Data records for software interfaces
__________

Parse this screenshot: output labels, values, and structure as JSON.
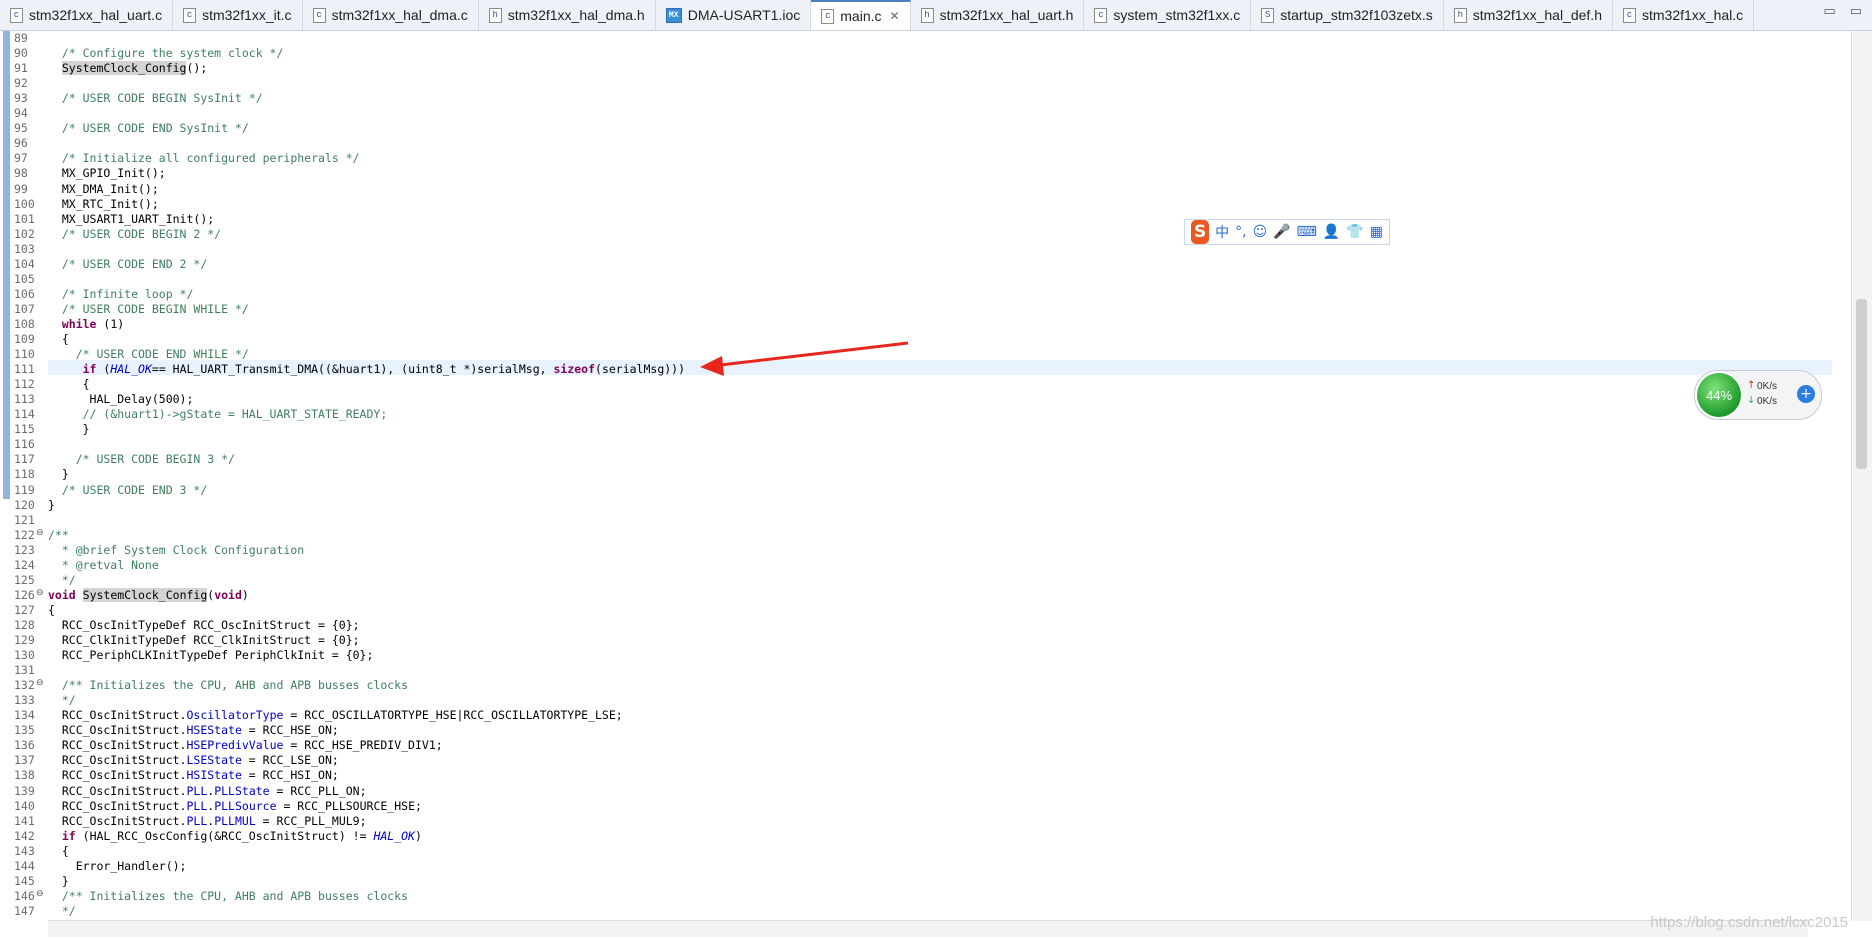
{
  "tabs": [
    {
      "icon": "c-file-icon",
      "glyph": "c",
      "label": "stm32f1xx_hal_uart.c",
      "active": false
    },
    {
      "icon": "c-file-icon",
      "glyph": "c",
      "label": "stm32f1xx_it.c",
      "active": false
    },
    {
      "icon": "c-file-icon",
      "glyph": "c",
      "label": "stm32f1xx_hal_dma.c",
      "active": false
    },
    {
      "icon": "h-file-icon",
      "glyph": "h",
      "label": "stm32f1xx_hal_dma.h",
      "active": false
    },
    {
      "icon": "mx-file-icon",
      "glyph": "MX",
      "label": "DMA-USART1.ioc",
      "active": false
    },
    {
      "icon": "c-file-icon",
      "glyph": "c",
      "label": "main.c",
      "active": true
    },
    {
      "icon": "h-file-icon",
      "glyph": "h",
      "label": "stm32f1xx_hal_uart.h",
      "active": false
    },
    {
      "icon": "c-file-icon",
      "glyph": "c",
      "label": "system_stm32f1xx.c",
      "active": false
    },
    {
      "icon": "s-file-icon",
      "glyph": "S",
      "label": "startup_stm32f103zetx.s",
      "active": false
    },
    {
      "icon": "h-file-icon",
      "glyph": "h",
      "label": "stm32f1xx_hal_def.h",
      "active": false
    },
    {
      "icon": "c-file-icon",
      "glyph": "c",
      "label": "stm32f1xx_hal.c",
      "active": false
    }
  ],
  "window_controls": {
    "minimize": "▭",
    "restore": "▭"
  },
  "code_lines": [
    {
      "n": "89",
      "t": ""
    },
    {
      "n": "90",
      "t": "  /* Configure the system clock */"
    },
    {
      "n": "91",
      "t": "  SystemClock_Config();"
    },
    {
      "n": "92",
      "t": ""
    },
    {
      "n": "93",
      "t": "  /* USER CODE BEGIN SysInit */"
    },
    {
      "n": "94",
      "t": ""
    },
    {
      "n": "95",
      "t": "  /* USER CODE END SysInit */"
    },
    {
      "n": "96",
      "t": ""
    },
    {
      "n": "97",
      "t": "  /* Initialize all configured peripherals */"
    },
    {
      "n": "98",
      "t": "  MX_GPIO_Init();"
    },
    {
      "n": "99",
      "t": "  MX_DMA_Init();"
    },
    {
      "n": "100",
      "t": "  MX_RTC_Init();"
    },
    {
      "n": "101",
      "t": "  MX_USART1_UART_Init();"
    },
    {
      "n": "102",
      "t": "  /* USER CODE BEGIN 2 */"
    },
    {
      "n": "103",
      "t": ""
    },
    {
      "n": "104",
      "t": "  /* USER CODE END 2 */"
    },
    {
      "n": "105",
      "t": ""
    },
    {
      "n": "106",
      "t": "  /* Infinite loop */"
    },
    {
      "n": "107",
      "t": "  /* USER CODE BEGIN WHILE */"
    },
    {
      "n": "108",
      "t": "  while (1)"
    },
    {
      "n": "109",
      "t": "  {"
    },
    {
      "n": "110",
      "t": "    /* USER CODE END WHILE */"
    },
    {
      "n": "111",
      "t": "     if (HAL_OK== HAL_UART_Transmit_DMA((&huart1), (uint8_t *)serialMsg, sizeof(serialMsg)))"
    },
    {
      "n": "112",
      "t": "     {"
    },
    {
      "n": "113",
      "t": "      HAL_Delay(500);"
    },
    {
      "n": "114",
      "t": "     // (&huart1)->gState = HAL_UART_STATE_READY;"
    },
    {
      "n": "115",
      "t": "     }"
    },
    {
      "n": "116",
      "t": ""
    },
    {
      "n": "117",
      "t": "    /* USER CODE BEGIN 3 */"
    },
    {
      "n": "118",
      "t": "  }"
    },
    {
      "n": "119",
      "t": "  /* USER CODE END 3 */"
    },
    {
      "n": "120",
      "t": "}"
    },
    {
      "n": "121",
      "t": ""
    },
    {
      "n": "122",
      "t": "/**"
    },
    {
      "n": "123",
      "t": "  * @brief System Clock Configuration"
    },
    {
      "n": "124",
      "t": "  * @retval None"
    },
    {
      "n": "125",
      "t": "  */"
    },
    {
      "n": "126",
      "t": "void SystemClock_Config(void)"
    },
    {
      "n": "127",
      "t": "{"
    },
    {
      "n": "128",
      "t": "  RCC_OscInitTypeDef RCC_OscInitStruct = {0};"
    },
    {
      "n": "129",
      "t": "  RCC_ClkInitTypeDef RCC_ClkInitStruct = {0};"
    },
    {
      "n": "130",
      "t": "  RCC_PeriphCLKInitTypeDef PeriphClkInit = {0};"
    },
    {
      "n": "131",
      "t": ""
    },
    {
      "n": "132",
      "t": "  /** Initializes the CPU, AHB and APB busses clocks"
    },
    {
      "n": "133",
      "t": "  */"
    },
    {
      "n": "134",
      "t": "  RCC_OscInitStruct.OscillatorType = RCC_OSCILLATORTYPE_HSE|RCC_OSCILLATORTYPE_LSE;"
    },
    {
      "n": "135",
      "t": "  RCC_OscInitStruct.HSEState = RCC_HSE_ON;"
    },
    {
      "n": "136",
      "t": "  RCC_OscInitStruct.HSEPredivValue = RCC_HSE_PREDIV_DIV1;"
    },
    {
      "n": "137",
      "t": "  RCC_OscInitStruct.LSEState = RCC_LSE_ON;"
    },
    {
      "n": "138",
      "t": "  RCC_OscInitStruct.HSIState = RCC_HSI_ON;"
    },
    {
      "n": "139",
      "t": "  RCC_OscInitStruct.PLL.PLLState = RCC_PLL_ON;"
    },
    {
      "n": "140",
      "t": "  RCC_OscInitStruct.PLL.PLLSource = RCC_PLLSOURCE_HSE;"
    },
    {
      "n": "141",
      "t": "  RCC_OscInitStruct.PLL.PLLMUL = RCC_PLL_MUL9;"
    },
    {
      "n": "142",
      "t": "  if (HAL_RCC_OscConfig(&RCC_OscInitStruct) != HAL_OK)"
    },
    {
      "n": "143",
      "t": "  {"
    },
    {
      "n": "144",
      "t": "    Error_Handler();"
    },
    {
      "n": "145",
      "t": "  }"
    },
    {
      "n": "146",
      "t": "  /** Initializes the CPU, AHB and APB busses clocks"
    },
    {
      "n": "147",
      "t": "  */"
    }
  ],
  "ime_toolbar": {
    "logo": "S",
    "items": [
      "中",
      "°,",
      "☺",
      "🎤",
      "⌨",
      "👤",
      "👕",
      "▦"
    ]
  },
  "net_widget": {
    "percent": "44%",
    "up_speed": "0K/s",
    "down_speed": "0K/s",
    "up_arrow": "↑",
    "down_arrow": "↓",
    "plus": "+"
  },
  "watermark": "https://blog.csdn.net/lcxc2015",
  "colors": {
    "comment": "#3f7f5f",
    "keyword": "#7f0055",
    "field": "#0000c0",
    "arrow": "#e8261b",
    "current_line": "#e8f2fe"
  }
}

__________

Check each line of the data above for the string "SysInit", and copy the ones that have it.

      "t": "  /* USER CODE BEGIN SysInit */"
      "t": "  /* USER CODE END SysInit */"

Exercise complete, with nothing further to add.